It’s a level of stupidity that I can only ascribe to both Lyme and my own inclination to turn a blind eye to bad things. The signs are all there: I forget dates, I’m exhausted, I cry at nothing, I can’t concentrate, my neck hurts, my hands throb, and my teeth hurt. The same damn things every time and still I’m blindsided when I have another relapse.

After that, I accept the fact that I have to hoard my energy, and always plan for the worst. It makes my social life unpredictable and my working life difficult, but I do it, and without too much fuss. Emotionally, though, I struggle every day with adjusting. This is where I stamp my foot an scream “but I don’t wanna!” Lyme doesn’t give a rat’s ass what I want.

Picking which adjustment has been the hardest would be impossible. Is it that I can’t work full-time? Or maybe that I can no longer just up and do something. Perhaps it’s the uncertainty that if I DO do something, I might not get out of bed for a few days. It also could be how weak and puny I feel about myself when I get sick once again, as if my body is betraying me again. Maybe it’s the guilt I feel about constantly cancelling out on friends, or ignoring their emails, texts or phone calls because I just can’t summon the energy to talk to them like a normal person. It could be all these things, but I think the main thing is if I adjust, I am admitting I am an irrevocably changed person from Lyme disease.

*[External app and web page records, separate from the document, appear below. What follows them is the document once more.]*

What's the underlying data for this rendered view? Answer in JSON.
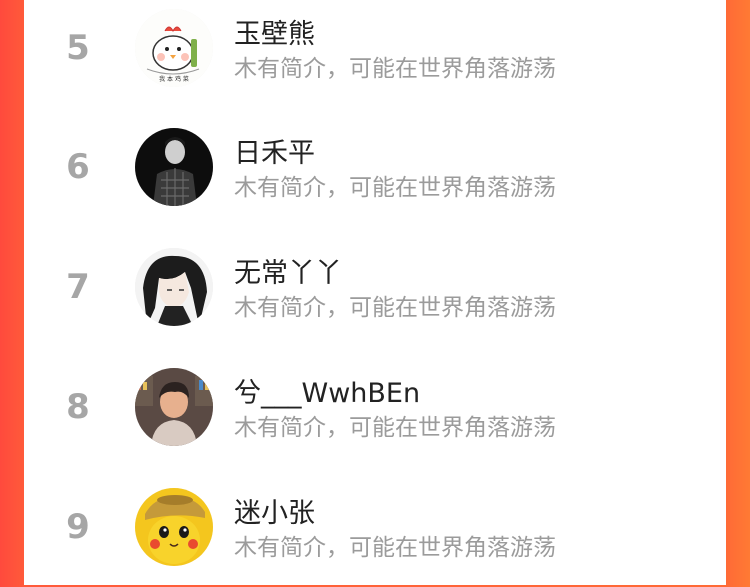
{
  "ranking": {
    "items": [
      {
        "rank": "5",
        "name": "玉壁熊",
        "bio": "木有简介，可能在世界角落游荡",
        "avatar_icon": "cartoon-chicken-avatar-icon"
      },
      {
        "rank": "6",
        "name": "日禾平",
        "bio": "木有简介，可能在世界角落游荡",
        "avatar_icon": "dark-portrait-avatar-icon"
      },
      {
        "rank": "7",
        "name": "无常丫丫",
        "bio": "木有简介，可能在世界角落游荡",
        "avatar_icon": "anime-boy-avatar-icon"
      },
      {
        "rank": "8",
        "name": "兮___WwhBEn",
        "bio": "木有简介，可能在世界角落游荡",
        "avatar_icon": "illustrated-boy-avatar-icon"
      },
      {
        "rank": "9",
        "name": "迷小张",
        "bio": "木有简介，可能在世界角落游荡",
        "avatar_icon": "pikachu-avatar-icon"
      }
    ]
  },
  "colors": {
    "background_gradient_left": "#ff4a3d",
    "background_gradient_right": "#ff7a34",
    "rank_gray": "#a6a6a6",
    "bio_gray": "#9b9b9b"
  }
}
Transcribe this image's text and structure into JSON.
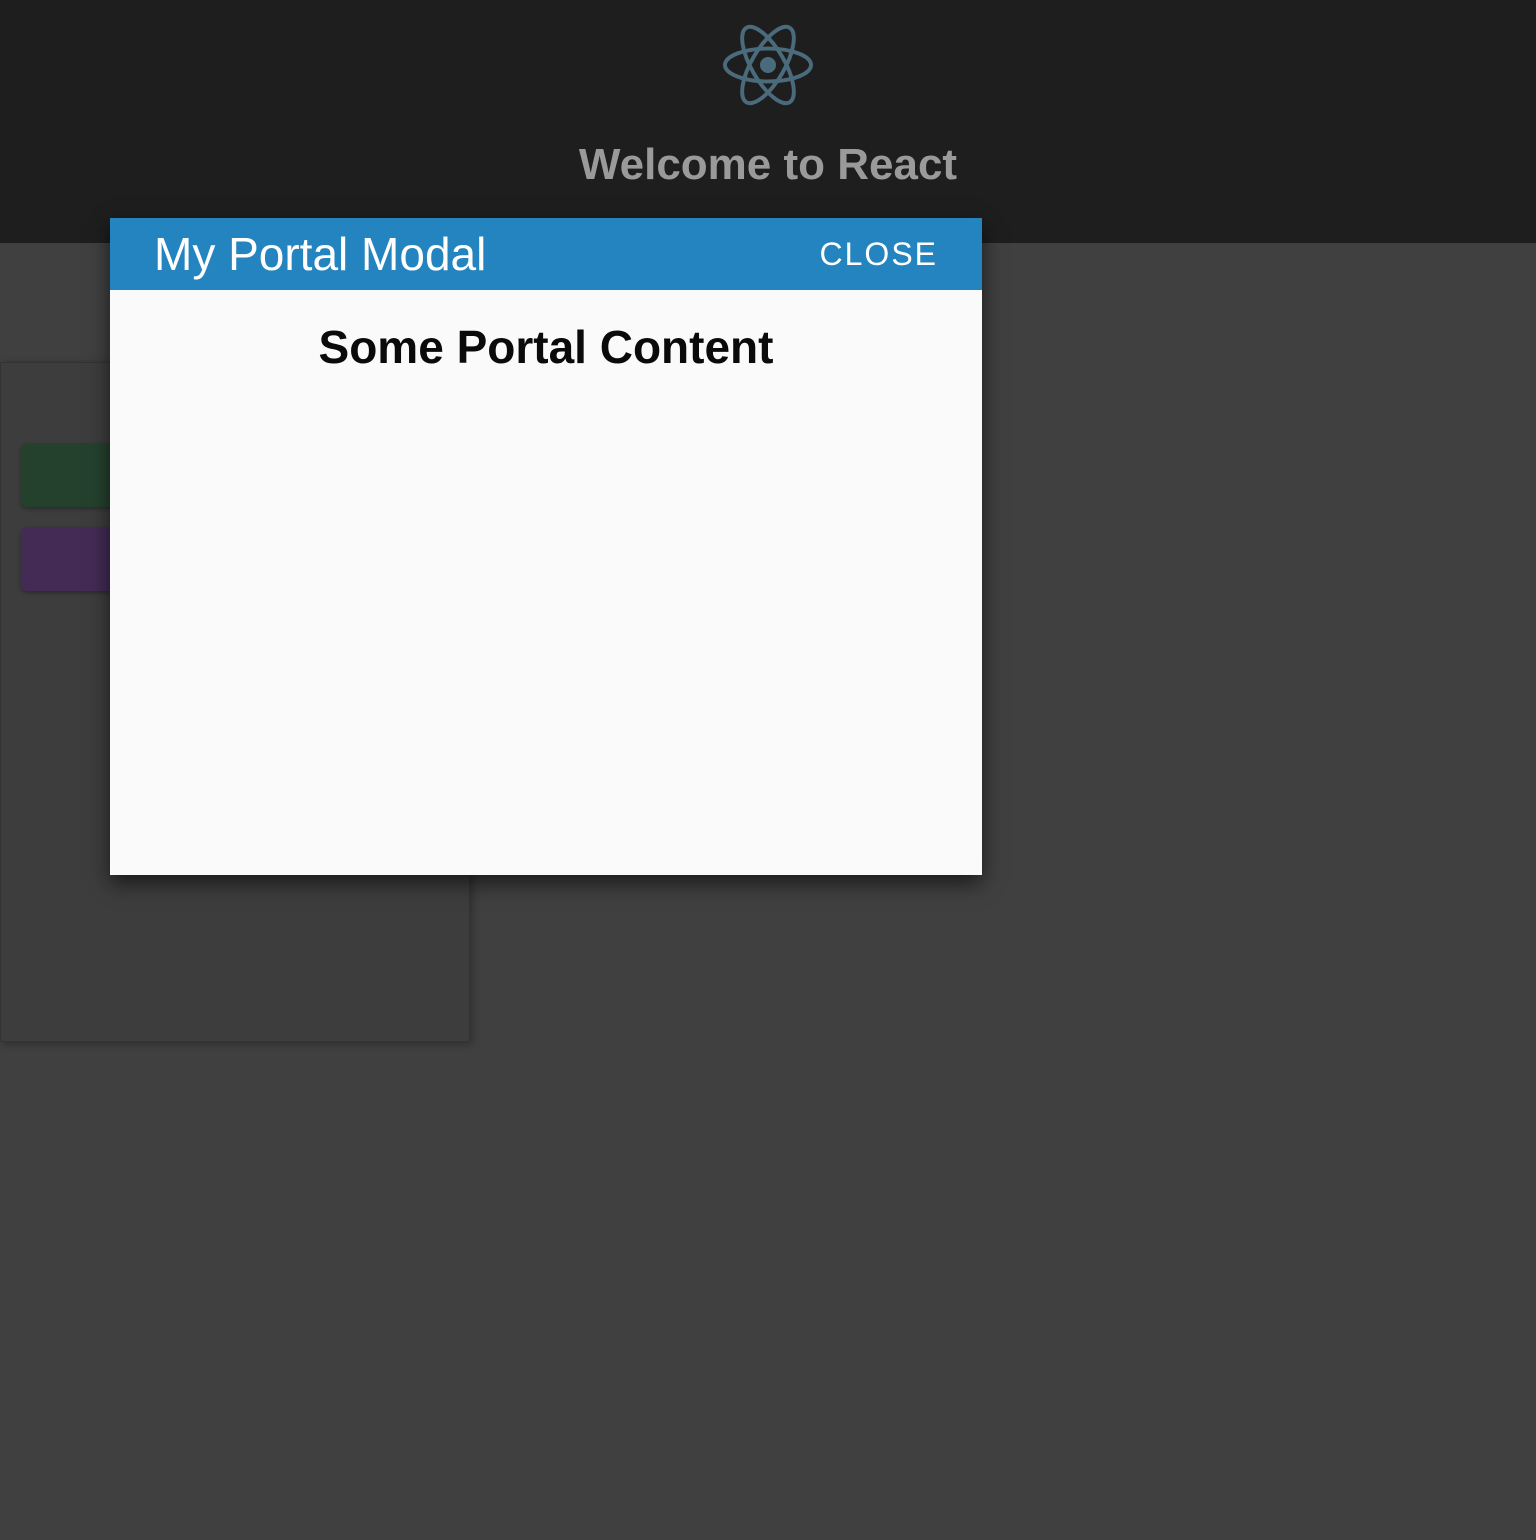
{
  "header": {
    "title": "Welcome to React",
    "logo_name": "react-logo-icon",
    "logo_color": "#4a6b7c"
  },
  "panel": {
    "buttons": [
      {
        "name": "action-button-1",
        "color": "#24412e"
      },
      {
        "name": "action-button-2",
        "color": "#432b55"
      }
    ]
  },
  "modal": {
    "title": "My Portal Modal",
    "close_label": "CLOSE",
    "content_heading": "Some Portal Content",
    "header_bg": "#2484c0",
    "body_bg": "#fafafa"
  }
}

For one thing, my life is much quieter than it was. It is amazing how having to parcel out your energy gives you a laser focus on what you want or need to do. I suppose I could blow off taking care of the house for a more active social life, or I could give up everything else and work full-time. Or I could simplify my life until I only have the essentials and free up time from maintenance for something else. Most people have to make some of these decisions, but not to the extreme that I do. When I decided to celebrate Thanksgiving and my birthday, it took four to five days beforehand devoted to resting and taking care of food and cleaning. Even then, I was knocked out the Sunday and Monday after Thanksgiving and my birthday party. It is ridiculous, and I hate it.

However, hate is an emotion that wastes a lot of energy. In fact, all extreme emotions use up energy. Love, hate, sorrow, anger, all suck the vitality right out of you, so they are best doled out in tiny portions. Bonus: I don’t have the energy to sweat the small stuff.  It’s been tremendously hard to wrap my brain around the various labels ‘adjusting’ conjures up: disabled, chronically ill, and malingerer come to mind. Once I get over that, I might be, no, I will be in a better place. If I know this to be true, then why is it proving so difficult?

Share